Postmodernismis a general term used to represent an era in the Western philosophythat was oriented to art, architecture, literature, philosophy,cultural and literary criticism, as well as fiction. Essentially, thepostmodern period began in the 1960’s, but the term “postmodernism”was first coined in the 1970’s. Postmodernism art tends to defy allthat is known to be conventional by nature, since it isanti-authoritarian and draws no boundaries between art and dailylife.

Postmodernismis believed to have begun with the pop culture and was a reaction incontradiction to modernism, which was an ideal visualization ofhumanity, culture and a belief in development. Modernism was born outof reason and ideals while postmodernism was based on suspicion andcynicism of reason.

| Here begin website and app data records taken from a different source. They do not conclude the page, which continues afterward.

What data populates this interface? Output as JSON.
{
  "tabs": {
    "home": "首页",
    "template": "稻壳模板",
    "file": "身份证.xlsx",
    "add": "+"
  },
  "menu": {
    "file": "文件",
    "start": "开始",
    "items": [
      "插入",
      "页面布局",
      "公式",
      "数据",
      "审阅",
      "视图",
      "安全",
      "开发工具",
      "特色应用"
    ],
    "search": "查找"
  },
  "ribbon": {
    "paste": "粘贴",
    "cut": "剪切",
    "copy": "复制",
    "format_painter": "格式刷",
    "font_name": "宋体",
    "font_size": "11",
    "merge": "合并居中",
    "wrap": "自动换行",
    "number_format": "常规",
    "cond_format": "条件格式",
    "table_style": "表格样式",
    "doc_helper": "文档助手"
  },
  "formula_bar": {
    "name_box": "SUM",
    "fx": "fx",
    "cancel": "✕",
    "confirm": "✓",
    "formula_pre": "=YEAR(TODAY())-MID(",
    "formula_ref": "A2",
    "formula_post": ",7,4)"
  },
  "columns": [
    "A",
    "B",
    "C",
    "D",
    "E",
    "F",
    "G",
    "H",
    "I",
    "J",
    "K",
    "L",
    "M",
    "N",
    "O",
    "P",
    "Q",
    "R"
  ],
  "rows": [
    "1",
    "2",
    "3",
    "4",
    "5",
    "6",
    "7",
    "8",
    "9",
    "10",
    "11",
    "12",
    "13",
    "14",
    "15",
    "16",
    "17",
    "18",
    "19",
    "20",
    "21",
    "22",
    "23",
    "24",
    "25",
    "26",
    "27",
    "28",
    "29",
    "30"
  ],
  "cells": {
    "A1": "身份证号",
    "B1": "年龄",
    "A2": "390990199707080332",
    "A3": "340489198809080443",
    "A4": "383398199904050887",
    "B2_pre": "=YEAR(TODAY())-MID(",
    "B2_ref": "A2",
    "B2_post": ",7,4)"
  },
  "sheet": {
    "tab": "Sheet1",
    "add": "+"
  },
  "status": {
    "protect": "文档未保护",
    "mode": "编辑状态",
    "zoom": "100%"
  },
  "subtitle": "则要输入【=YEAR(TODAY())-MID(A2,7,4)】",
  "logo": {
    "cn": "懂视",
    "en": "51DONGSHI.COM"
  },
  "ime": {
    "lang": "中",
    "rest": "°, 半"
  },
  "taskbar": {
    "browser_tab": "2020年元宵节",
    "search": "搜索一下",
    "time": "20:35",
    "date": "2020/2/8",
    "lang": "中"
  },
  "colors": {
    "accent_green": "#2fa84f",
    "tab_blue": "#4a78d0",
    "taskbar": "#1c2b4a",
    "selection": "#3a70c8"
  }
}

Socialconstructionism attempts to explain the nature of reality. The theoryis centered on the concept that humans vindicate their knowledge bymaking representations of the social world and share these replicasthrough language. This only means that a social construct is aconnotation or an idea that may be obvious and natural to those whoaccept it. However, it may or might not represent what the realityis, thus, largely remaining a creation of a given faction of people(Wang, 2016).

Varyingwith the constructionist perspective, social construction is as aresult of choices made by human beings rather than laws of naturethat are supposed to be immutable. The theory of socialconstructionism needs to be thoroughly understood so that thevalidity and quality of debates and arguments surrounding its use canbe adequately evaluated (Wang, 2016).

NarrativeTherapy Techniques

Narrativetherapy was advanced forth by Michael White and David Epston. Theassumption of narrative therapy is that everybody has a story aboutthemselves that is a determinant of how they view the world,themselves, and their current situation. This story that defines aperson is typically fundamental to the approach an individual takesin his way of life (Combs &amp Freedman, 2012). Thus, it is thenarrative therapist’s job to fully understand this story andanalyze it in all perspectives before expounding on it to help apatient.

Thistype of technique is attractive because it does not view the personas the issue, but sees the problem as the challenge and that theindividual and the problem are only in a relationship. This method ofhumanizing the issue and separating it from the person is known asexternalization (Combs &amp Freedman, 2012). Through this process,the problem is seen as something affecting the person rather thanbeing part of the individual.

SolutionFocused Brief Therapy

Thistype of therapy was advanced forth by Insoo Kim Berg (1934-2007) andSteve de Shazer (1940-2005). This kind of treatment is solutionoriented just like its name suggests. It emphasizes on answers ratherthan the problems that made the individual to pursue treatment.However, while it is important to note that present problems and pastcauses are acknowledged, usually an individual’s current resourcesand future hopes are the ones that are predominantly explored.

Themiracle question method is the most attractive technique because itseffects are long lasting. The approach helps the individual to shiftfocus from what they cannot achieve and imagine how different theirlife could be if a miracle occurred (Ciuffardi, Scavelli &ampLeonardi, 2013). This technique takes the mind of the individual awayfrom the problem and helps them focus on their life, as if the issuewas nonexistent.


Ciuffardi,G., Scavelli, S., &amp Leonardi, A. (2013). Solution-Focused BriefTherapy in

Combinationwith Fantasy and Creative Language in Working with Children: A Brief

Report.InternationalJournal of Solution-Focused Practices,1(1), 44-51.


Combs,G. &amp Freedman, J. (2012). Narrative, Poststructuralism, andSocial Justice: Current

Practicesin Narrative Therapy. TheCounseling Psychologist,40(7), 1033-1060.


Wang,B. (2016). The social and historical construction of socialconstructionism: Prof. KJ

Gergenin dialogue. Culture&amp Psychology.